One of the biggest ways for me to deal with my anxiety is to make sure that I create a sense of balance for myself. Running and yoga have been big parts of that, but I’ve also learned that sometimes my line of work feeds that anxious energy. So I’m being intentional in living my life in a way that doesn’t perpetuate anxious feelings.
I’m about a month and a half into a new job, and thus far am putting a great deal of effort into creating a line between my work life and my home life. Prior to this point, I let the two worlds blur, bringing work home and spending time at work tying up loose ends on personal projects. But in making this transition, I opted to take a natural transition and turn it into an opportunity to make a change in my life.
Here are the rules:
(1) Be accessible to students…for emergencies. My customary response to a work call if I’m not at work: “Are you on fire?” “Is someone near you on fire?” If the answer to neither is no, chances are the issue can wait. The nature of my position here at FSU, with such an empowered group of students, makes this distinction significantly easier. Lori, my associate director, said we intervene in the event of “blood, flood or fire.” I like that. It’s less of a matter of trying to shirk work, and more a matter of preventing myself from jumping in all the time.
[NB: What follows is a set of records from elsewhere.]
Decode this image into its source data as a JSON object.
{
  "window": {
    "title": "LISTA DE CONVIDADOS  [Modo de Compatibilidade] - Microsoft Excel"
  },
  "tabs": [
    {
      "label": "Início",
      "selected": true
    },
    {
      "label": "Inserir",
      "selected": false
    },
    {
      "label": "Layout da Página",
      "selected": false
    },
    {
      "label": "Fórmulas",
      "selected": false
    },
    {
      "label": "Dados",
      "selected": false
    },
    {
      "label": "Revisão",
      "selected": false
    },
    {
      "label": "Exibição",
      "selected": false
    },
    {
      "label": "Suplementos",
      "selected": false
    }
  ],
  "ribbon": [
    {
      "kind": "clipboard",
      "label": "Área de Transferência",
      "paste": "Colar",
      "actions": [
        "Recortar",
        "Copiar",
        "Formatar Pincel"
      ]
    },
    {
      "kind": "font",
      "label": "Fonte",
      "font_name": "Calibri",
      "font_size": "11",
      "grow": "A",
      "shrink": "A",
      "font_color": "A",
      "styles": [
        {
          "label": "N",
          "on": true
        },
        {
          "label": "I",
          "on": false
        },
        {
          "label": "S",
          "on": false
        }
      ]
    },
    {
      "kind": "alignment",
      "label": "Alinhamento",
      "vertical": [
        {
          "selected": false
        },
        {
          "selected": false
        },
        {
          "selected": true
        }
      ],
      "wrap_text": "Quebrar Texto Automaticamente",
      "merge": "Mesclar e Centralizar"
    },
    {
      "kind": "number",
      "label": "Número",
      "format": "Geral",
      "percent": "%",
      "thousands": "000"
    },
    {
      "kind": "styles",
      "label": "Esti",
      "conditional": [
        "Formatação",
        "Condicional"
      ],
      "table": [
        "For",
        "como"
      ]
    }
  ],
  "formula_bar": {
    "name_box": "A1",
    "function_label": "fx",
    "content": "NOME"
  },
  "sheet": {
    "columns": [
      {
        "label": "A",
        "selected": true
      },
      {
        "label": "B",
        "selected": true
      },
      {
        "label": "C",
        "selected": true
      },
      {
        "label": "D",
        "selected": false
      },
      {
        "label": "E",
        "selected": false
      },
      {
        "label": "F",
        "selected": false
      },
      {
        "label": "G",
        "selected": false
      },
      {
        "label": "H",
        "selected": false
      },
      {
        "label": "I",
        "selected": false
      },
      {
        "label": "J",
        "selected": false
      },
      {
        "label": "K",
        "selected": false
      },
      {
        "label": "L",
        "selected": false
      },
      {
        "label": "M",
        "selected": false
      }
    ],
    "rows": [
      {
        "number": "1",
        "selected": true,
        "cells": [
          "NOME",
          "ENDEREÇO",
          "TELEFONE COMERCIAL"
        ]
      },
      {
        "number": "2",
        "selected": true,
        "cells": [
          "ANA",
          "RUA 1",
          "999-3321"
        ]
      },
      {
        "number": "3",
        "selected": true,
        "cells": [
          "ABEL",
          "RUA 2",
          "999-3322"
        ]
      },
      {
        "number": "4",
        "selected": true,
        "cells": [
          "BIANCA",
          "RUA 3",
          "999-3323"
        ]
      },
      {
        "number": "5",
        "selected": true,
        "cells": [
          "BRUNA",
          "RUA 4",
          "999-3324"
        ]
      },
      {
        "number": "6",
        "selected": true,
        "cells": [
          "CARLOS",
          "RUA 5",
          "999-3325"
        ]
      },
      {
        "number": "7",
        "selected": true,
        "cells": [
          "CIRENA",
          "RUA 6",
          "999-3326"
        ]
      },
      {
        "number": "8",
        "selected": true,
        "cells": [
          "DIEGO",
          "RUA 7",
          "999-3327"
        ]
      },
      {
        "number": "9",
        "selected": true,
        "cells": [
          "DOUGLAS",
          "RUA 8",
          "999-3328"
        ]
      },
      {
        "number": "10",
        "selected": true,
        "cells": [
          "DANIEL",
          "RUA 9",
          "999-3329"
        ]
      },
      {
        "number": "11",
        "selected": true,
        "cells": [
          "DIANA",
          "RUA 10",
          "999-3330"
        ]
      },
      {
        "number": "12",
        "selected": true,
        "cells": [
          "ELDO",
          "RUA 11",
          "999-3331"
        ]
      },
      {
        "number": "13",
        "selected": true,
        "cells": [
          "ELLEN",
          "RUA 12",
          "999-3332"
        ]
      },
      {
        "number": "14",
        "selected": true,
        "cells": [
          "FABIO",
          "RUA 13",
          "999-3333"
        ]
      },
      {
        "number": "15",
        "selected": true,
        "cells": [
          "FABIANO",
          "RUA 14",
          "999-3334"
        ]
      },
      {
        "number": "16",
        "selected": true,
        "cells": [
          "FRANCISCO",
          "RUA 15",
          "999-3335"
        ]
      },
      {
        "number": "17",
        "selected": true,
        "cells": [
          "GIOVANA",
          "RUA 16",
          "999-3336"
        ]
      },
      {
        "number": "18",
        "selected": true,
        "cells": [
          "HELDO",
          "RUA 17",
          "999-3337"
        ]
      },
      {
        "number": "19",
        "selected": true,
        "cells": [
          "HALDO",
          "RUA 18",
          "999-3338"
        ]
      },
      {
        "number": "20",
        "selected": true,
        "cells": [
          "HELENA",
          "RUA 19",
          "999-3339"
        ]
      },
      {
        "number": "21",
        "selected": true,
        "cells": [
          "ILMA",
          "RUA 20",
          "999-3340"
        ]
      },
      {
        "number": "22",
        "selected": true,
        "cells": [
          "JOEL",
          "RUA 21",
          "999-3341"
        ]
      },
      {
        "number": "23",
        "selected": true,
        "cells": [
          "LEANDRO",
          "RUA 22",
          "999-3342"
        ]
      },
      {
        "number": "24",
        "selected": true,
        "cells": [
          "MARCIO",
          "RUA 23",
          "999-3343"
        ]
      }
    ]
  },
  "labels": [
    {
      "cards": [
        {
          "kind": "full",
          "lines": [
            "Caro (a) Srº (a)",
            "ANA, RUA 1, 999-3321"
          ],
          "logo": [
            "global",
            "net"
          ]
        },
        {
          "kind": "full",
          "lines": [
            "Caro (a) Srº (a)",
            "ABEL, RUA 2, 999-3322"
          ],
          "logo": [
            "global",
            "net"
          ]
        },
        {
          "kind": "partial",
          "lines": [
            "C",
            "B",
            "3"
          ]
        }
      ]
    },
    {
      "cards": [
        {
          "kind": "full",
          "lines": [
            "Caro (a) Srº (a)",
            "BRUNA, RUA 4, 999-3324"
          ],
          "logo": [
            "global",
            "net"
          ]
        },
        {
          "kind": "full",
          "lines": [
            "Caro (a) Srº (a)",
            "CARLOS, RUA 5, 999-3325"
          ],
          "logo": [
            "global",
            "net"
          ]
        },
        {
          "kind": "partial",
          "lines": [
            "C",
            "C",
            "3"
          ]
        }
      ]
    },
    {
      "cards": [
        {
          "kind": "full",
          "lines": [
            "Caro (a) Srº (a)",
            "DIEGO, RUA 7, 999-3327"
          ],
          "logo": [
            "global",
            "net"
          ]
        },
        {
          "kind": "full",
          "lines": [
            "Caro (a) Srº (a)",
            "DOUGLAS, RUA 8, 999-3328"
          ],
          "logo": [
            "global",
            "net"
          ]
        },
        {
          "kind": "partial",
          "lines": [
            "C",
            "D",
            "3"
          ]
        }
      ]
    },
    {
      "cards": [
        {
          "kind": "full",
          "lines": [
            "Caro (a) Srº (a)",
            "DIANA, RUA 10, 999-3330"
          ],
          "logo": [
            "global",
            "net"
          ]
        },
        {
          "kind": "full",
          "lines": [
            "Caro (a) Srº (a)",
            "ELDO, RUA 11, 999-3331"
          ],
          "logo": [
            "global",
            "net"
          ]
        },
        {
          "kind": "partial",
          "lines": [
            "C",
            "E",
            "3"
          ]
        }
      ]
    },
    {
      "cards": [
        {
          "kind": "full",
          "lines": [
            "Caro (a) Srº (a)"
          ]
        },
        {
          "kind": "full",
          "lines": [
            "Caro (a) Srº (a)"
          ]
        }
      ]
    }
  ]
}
(2) To prove I don’t wish to shirk doing work- stay in the office for as long as it takes to get it done, but once you’re home, you’re home. I try as often as I can to complete projects, and divide my day by addressing the most urgent of those pending projects. My anxious nature makes me worry that I’ll forget something if I stop mid-task, so I know I have to finish what I’m working on. Sometimes that means staying in the office until 6 or 7, rather than leaving at 5. But for me, it saves the stress of worrying about forgetting details, and allows me to maintain a separation that I know that I need.
(3) Create physical boundaries. In the month and a half that I’ve lived in the new apartment, I’ve taken my computer to my bed with me one time. Similarly, I’ve opted to not have a TV in my room and turn my phone off when I go to bed. This is less about creating a separation between work and play, and more about making sure that I rest. The less sleep I get, the more anxious I feel. In making my bedroom a true place of rest, I’ve felt far more refreshed in the morning, more recharged and ready to tackle all the aspects of my life with the energy that sound sleep gives me.
(4) I schedule free time. I know, it sounds so type-A and counterintuitive. But it keeps me in check, reminds me that I need to have my own time. The biggest way that I’ve done that is by scheduling races. I have, on average, a race a month for the fall. I know that I’ll feel pressure to work all the time if I don’t have days where I don’t go to work. In scheduling races for myself, it gives me time to be away from work, and also gives me a forced opportunity to do one of the most rejuvenating and reflective activities in my life- RUN. Moreover, it forces me to make time to run before or after work, to make sure I’m prepared to do my best in those situations. For someone for whom running has become a great form of therapy, this has been the best way for me to calm myself down, relax, and escape from my thoughts.
(5) Forgive yourself. Will I slip up on these things? Sure. I probably will. I may need to get something off my mind by sending an email, or work on a presentation or committee project in time for a meeting. The key for me will be to let that be okay, as long as I have an overall level of balance. And I recognize that my balance may look very different from someone else’s idea of balance. But in accepting that these things aren’t going to be perfect, my mind can stop ruminating about wanting to change how I’ve done things, or worrying preemptively about letting the scales tip in one direction or the other.
How do you recharge your batteries, whether in student affairs or any other field? We all need it, do you make time? If not, what do you wish you could do??
2 thoughts on “Forced Myself on the Charging Dock”
This is such a great post and a great reminder. I've already blurred the lines far too much and I'm going to have to find a way, and SOON, to reestablish some sort of order. My mind is going at a million miles per minute all the time right now and MY anxiety is pretty bad at times. There's a ton to juggle. Thank you for the reminder that separate spaces usually equals greater calm.
No worries, Jessa! Here's hoping I can make these boundaries stick!I hope you can too, and if you need help you know (roughly) where to find me!